▸ Exercise brief:
Take from the data every line in which the word "watchdog" is found.

[Saved data entries]
BEGIN
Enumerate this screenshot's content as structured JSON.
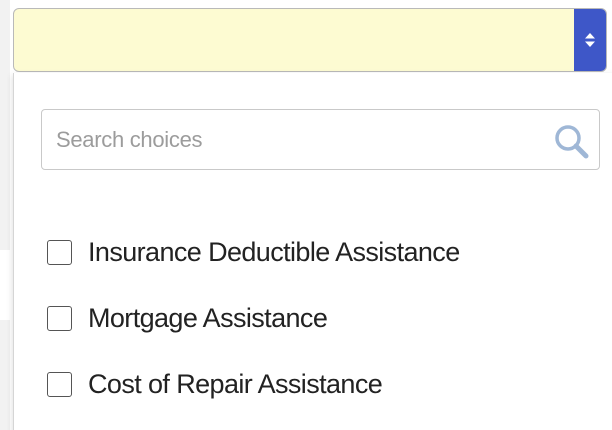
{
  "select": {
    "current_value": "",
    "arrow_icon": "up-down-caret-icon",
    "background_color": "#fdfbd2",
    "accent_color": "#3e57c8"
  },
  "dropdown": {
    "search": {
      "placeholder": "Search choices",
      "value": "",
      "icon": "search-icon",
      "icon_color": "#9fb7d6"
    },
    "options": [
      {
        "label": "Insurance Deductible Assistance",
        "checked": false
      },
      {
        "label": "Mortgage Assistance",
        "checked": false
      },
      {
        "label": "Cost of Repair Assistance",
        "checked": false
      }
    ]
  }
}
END
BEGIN
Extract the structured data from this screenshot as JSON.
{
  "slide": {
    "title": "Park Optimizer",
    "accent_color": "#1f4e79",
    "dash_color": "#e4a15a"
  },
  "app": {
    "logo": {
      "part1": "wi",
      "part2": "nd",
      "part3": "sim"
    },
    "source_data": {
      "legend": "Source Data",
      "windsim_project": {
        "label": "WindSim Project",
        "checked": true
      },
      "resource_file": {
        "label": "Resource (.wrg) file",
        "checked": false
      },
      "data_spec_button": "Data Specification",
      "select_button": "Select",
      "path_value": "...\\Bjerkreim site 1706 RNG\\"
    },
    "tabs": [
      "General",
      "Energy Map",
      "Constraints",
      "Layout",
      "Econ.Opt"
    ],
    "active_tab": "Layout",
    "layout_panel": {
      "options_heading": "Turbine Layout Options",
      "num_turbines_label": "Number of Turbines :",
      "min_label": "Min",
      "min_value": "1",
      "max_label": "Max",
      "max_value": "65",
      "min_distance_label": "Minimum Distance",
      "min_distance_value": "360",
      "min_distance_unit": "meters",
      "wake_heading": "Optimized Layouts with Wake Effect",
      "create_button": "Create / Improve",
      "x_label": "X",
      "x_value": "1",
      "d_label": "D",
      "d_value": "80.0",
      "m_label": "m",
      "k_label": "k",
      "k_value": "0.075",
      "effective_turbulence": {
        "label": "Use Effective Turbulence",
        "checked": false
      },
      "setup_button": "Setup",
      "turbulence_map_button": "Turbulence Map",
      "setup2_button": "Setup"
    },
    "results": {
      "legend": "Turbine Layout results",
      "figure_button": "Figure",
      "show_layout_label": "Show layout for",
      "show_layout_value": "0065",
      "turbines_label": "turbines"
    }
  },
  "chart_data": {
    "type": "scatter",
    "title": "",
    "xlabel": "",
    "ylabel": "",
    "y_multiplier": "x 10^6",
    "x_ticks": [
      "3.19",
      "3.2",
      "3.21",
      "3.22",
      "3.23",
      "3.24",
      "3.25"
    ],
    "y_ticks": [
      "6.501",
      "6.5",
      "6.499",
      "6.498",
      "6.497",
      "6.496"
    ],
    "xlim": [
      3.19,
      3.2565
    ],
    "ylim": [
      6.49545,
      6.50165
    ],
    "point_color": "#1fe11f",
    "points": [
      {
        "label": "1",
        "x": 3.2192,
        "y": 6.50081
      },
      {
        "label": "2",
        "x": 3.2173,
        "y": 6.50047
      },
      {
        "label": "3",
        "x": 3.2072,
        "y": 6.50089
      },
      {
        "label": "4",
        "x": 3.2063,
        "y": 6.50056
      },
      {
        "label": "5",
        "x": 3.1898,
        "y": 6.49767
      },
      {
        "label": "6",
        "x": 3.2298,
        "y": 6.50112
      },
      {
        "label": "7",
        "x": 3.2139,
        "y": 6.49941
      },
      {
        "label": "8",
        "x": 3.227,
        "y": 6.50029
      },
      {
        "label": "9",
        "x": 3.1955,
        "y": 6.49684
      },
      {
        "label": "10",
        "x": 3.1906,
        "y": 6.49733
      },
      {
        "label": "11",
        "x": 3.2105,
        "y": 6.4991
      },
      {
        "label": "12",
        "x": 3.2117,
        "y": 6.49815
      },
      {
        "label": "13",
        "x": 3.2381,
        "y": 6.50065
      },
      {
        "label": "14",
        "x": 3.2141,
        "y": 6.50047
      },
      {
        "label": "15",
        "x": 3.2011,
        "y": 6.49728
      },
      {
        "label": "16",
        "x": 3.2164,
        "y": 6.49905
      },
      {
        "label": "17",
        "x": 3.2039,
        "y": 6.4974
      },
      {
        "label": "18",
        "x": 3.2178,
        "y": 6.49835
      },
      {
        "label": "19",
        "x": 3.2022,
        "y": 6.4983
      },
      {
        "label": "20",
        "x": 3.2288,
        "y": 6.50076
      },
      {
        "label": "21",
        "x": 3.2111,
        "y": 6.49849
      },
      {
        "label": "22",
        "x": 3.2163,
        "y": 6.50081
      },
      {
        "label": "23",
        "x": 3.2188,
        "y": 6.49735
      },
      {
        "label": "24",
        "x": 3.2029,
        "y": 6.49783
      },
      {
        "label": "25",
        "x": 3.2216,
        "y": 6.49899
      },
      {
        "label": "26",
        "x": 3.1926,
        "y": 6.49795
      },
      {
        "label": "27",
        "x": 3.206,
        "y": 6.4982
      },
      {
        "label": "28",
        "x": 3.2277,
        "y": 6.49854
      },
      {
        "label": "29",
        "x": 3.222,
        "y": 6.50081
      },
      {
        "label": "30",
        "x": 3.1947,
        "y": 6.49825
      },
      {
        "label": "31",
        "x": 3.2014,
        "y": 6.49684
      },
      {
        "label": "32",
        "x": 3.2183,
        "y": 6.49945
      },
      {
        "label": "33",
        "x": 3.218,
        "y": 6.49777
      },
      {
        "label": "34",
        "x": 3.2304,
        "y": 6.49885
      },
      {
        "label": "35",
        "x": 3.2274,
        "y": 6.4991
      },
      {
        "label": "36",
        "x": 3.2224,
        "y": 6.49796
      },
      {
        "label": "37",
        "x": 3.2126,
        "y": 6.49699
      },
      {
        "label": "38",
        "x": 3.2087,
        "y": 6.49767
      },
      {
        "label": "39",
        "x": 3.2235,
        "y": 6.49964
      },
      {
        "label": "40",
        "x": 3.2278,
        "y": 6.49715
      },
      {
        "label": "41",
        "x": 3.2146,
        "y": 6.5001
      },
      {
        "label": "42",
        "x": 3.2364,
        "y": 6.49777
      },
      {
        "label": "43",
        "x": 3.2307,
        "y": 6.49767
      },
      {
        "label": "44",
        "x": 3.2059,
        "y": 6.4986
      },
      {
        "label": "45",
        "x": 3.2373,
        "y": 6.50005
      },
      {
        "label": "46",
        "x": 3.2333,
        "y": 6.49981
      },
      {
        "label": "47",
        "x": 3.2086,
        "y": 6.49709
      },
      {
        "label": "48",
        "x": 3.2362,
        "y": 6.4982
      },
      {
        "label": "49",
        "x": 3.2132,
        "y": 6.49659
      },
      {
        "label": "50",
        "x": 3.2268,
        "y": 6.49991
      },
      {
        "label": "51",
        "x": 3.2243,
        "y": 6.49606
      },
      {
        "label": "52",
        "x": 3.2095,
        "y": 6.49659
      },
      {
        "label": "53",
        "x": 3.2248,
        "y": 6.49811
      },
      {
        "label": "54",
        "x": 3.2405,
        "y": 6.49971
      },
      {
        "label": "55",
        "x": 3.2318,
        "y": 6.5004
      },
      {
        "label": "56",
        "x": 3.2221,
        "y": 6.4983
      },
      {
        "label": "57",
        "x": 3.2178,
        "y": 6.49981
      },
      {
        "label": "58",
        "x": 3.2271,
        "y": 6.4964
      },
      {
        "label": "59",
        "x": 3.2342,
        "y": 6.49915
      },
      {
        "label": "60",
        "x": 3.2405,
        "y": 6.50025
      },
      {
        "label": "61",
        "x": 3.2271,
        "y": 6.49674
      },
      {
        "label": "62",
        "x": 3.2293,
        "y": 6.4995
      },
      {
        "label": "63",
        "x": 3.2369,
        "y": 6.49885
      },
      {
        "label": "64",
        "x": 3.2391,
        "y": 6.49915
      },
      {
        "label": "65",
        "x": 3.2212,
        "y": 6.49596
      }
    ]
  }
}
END
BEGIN
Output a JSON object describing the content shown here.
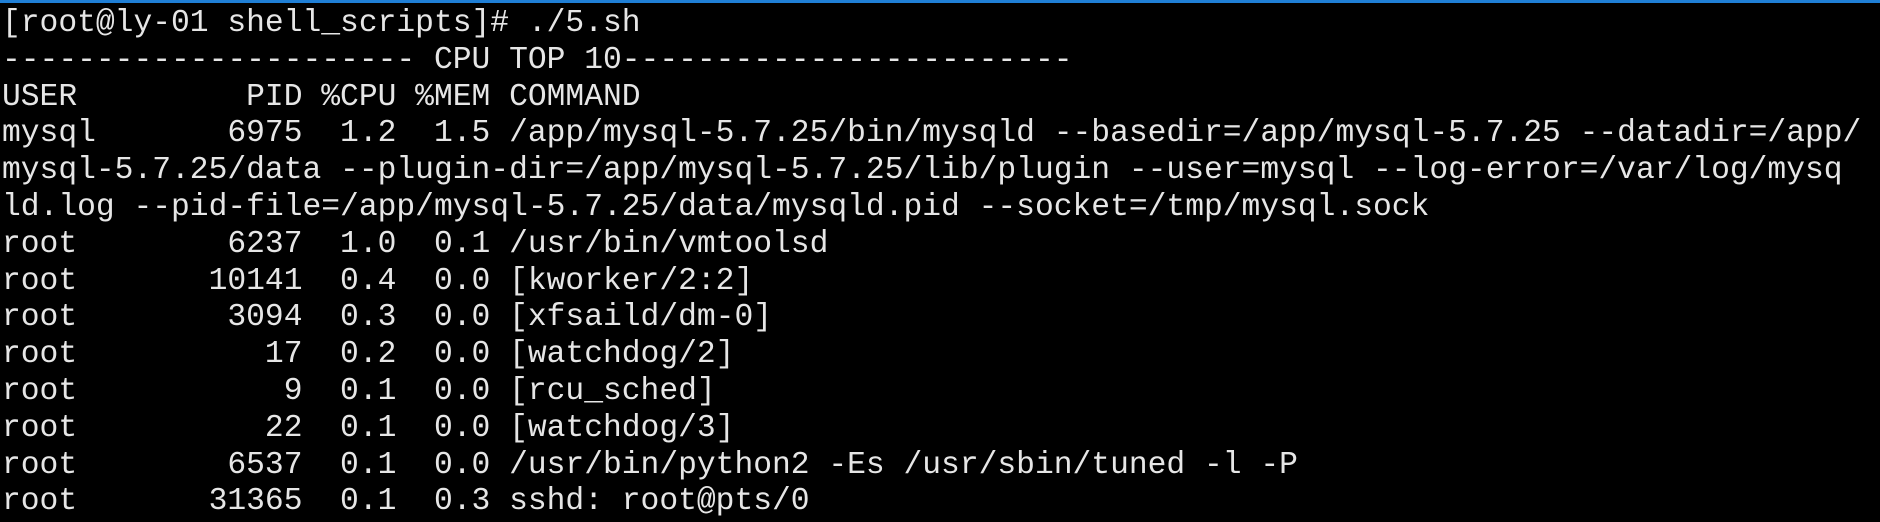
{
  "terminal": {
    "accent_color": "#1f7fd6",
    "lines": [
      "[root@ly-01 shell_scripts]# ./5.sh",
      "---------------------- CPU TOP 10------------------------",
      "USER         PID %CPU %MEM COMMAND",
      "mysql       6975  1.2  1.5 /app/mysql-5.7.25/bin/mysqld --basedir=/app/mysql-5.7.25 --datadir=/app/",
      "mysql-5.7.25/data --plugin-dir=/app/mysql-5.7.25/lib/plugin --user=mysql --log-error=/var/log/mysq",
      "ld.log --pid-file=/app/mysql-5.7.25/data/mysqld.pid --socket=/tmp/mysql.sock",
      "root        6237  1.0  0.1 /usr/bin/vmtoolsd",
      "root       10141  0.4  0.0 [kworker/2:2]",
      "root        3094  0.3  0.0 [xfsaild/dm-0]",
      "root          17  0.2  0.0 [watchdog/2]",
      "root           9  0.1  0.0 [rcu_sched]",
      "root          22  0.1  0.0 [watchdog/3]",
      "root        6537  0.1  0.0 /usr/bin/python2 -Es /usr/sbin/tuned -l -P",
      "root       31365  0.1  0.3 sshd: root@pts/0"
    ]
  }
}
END
▸ Answer space:
      "root          17  0.2  0.0 [watchdog/2]",
      "root          22  0.1  0.0 [watchdog/3]",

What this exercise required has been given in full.